'Many questions following technical talks seem intended more to show the expertise of the questioner than to elicit information.'
I am glad I am not the only one who thought so. Lucky has a few other observations:
'The (typical) question goes something like this: “Are you aware of the work on this subject by Professor John Blutarsky at Faber College in 1962?”...“Oh, yes, that Blutarsky,” you say, playing for time. “It’s been some time since I studied his work, but I believe that his assumptions were quite different, and we all know how much technology has changed since then.”...There is an uneasy stirring as people crane their heads to view the questioner. Who is this expert who is familiar with Blutarsky, whose obviously important work the speaker seems not to know?'
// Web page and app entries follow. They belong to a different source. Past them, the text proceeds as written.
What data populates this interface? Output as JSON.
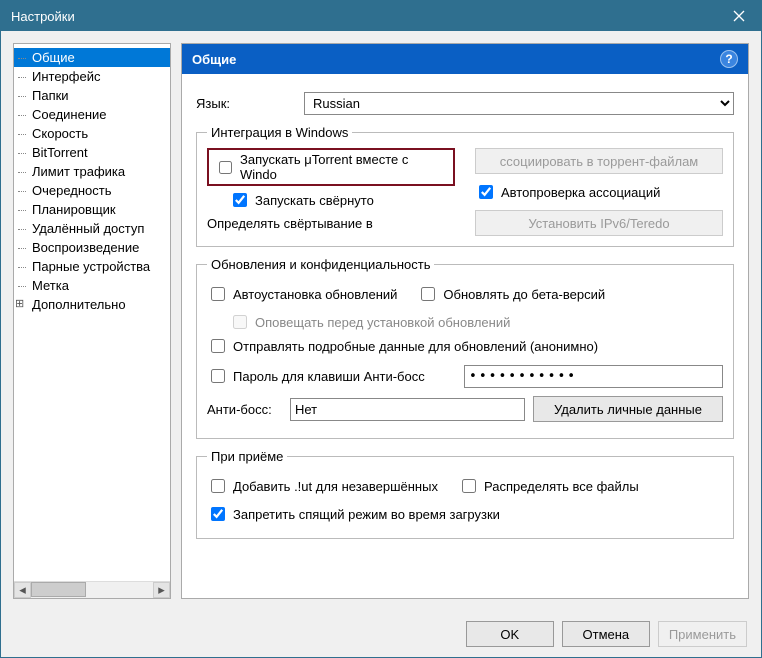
{
  "window": {
    "title": "Настройки"
  },
  "tree": {
    "items": [
      "Общие",
      "Интерфейс",
      "Папки",
      "Соединение",
      "Скорость",
      "BitTorrent",
      "Лимит трафика",
      "Очередность",
      "Планировщик",
      "Удалённый доступ",
      "Воспроизведение",
      "Парные устройства",
      "Метка",
      "Дополнительно"
    ],
    "selected_index": 0,
    "expandable_index": 13
  },
  "panel": {
    "title": "Общие",
    "language": {
      "label": "Язык:",
      "value": "Russian"
    },
    "integration": {
      "legend": "Интеграция в Windows",
      "start_with_windows": "Запускать μTorrent вместе с Windo",
      "associate_btn": "ссоциировать в торрент-файлам",
      "start_minimized": "Запускать свёрнуто",
      "autocheck_assoc": "Автопроверка ассоциаций",
      "minimize_to_label": "Определять свёртывание в",
      "ipv6_btn": "Установить IPv6/Teredo"
    },
    "updates": {
      "legend": "Обновления и конфиденциальность",
      "autoinstall": "Автоустановка обновлений",
      "beta": "Обновлять до бета-версий",
      "notify_before": "Оповещать перед установкой обновлений",
      "send_details": "Отправлять подробные данные для обновлений (анонимно)",
      "password_label": "Пароль для клавиши Анти-босс",
      "password_value": "•••••••••••",
      "antiboss_label": "Анти-босс:",
      "antiboss_value": "Нет",
      "clear_btn": "Удалить личные данные"
    },
    "download": {
      "legend": "При приёме",
      "add_ut": "Добавить .!ut для незавершённых",
      "preallocate": "Распределять все файлы",
      "prevent_sleep": "Запретить спящий режим во время загрузки"
    }
  },
  "footer": {
    "ok": "OK",
    "cancel": "Отмена",
    "apply": "Применить"
  }
}
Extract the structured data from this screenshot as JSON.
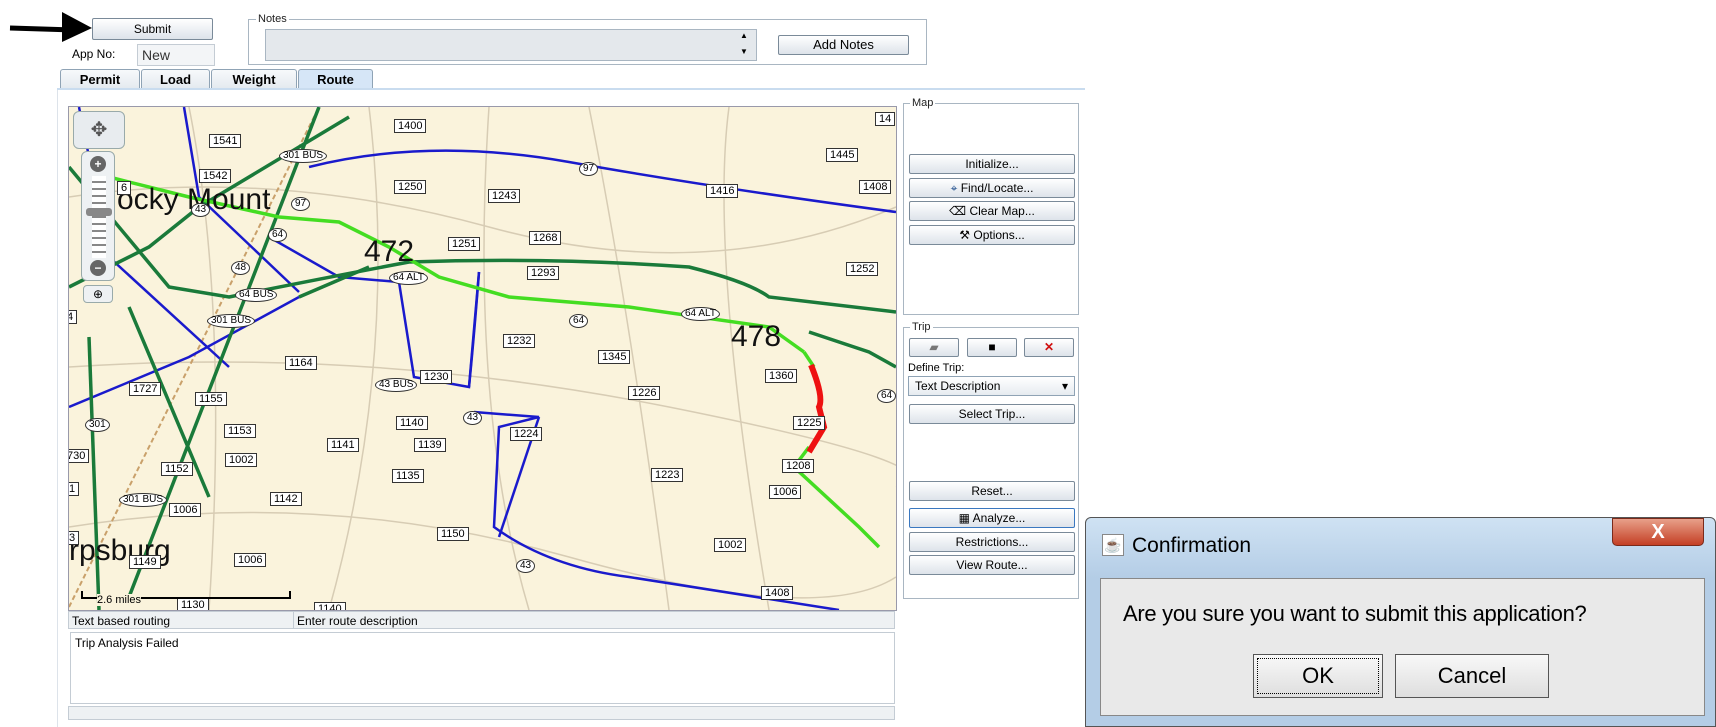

There is another category of questioners: those who don't want the speaker to leave with the impression that no one was listening. So a few questions are raised about obvious drawbacks/extensions to the work, something along the lines of 'have you considered the case when k=0', or 'how will your approach do if conditions z hold'. The speaker might then explain that they were not really focusing on the k=0 problem, though with some modifications, it might be possible to get reasonable results. Of course no one really cares what those modifications might be: they are just relieved that the talk did not end in the question-free zone. That would be bad karma.
You can read Lucky's article here.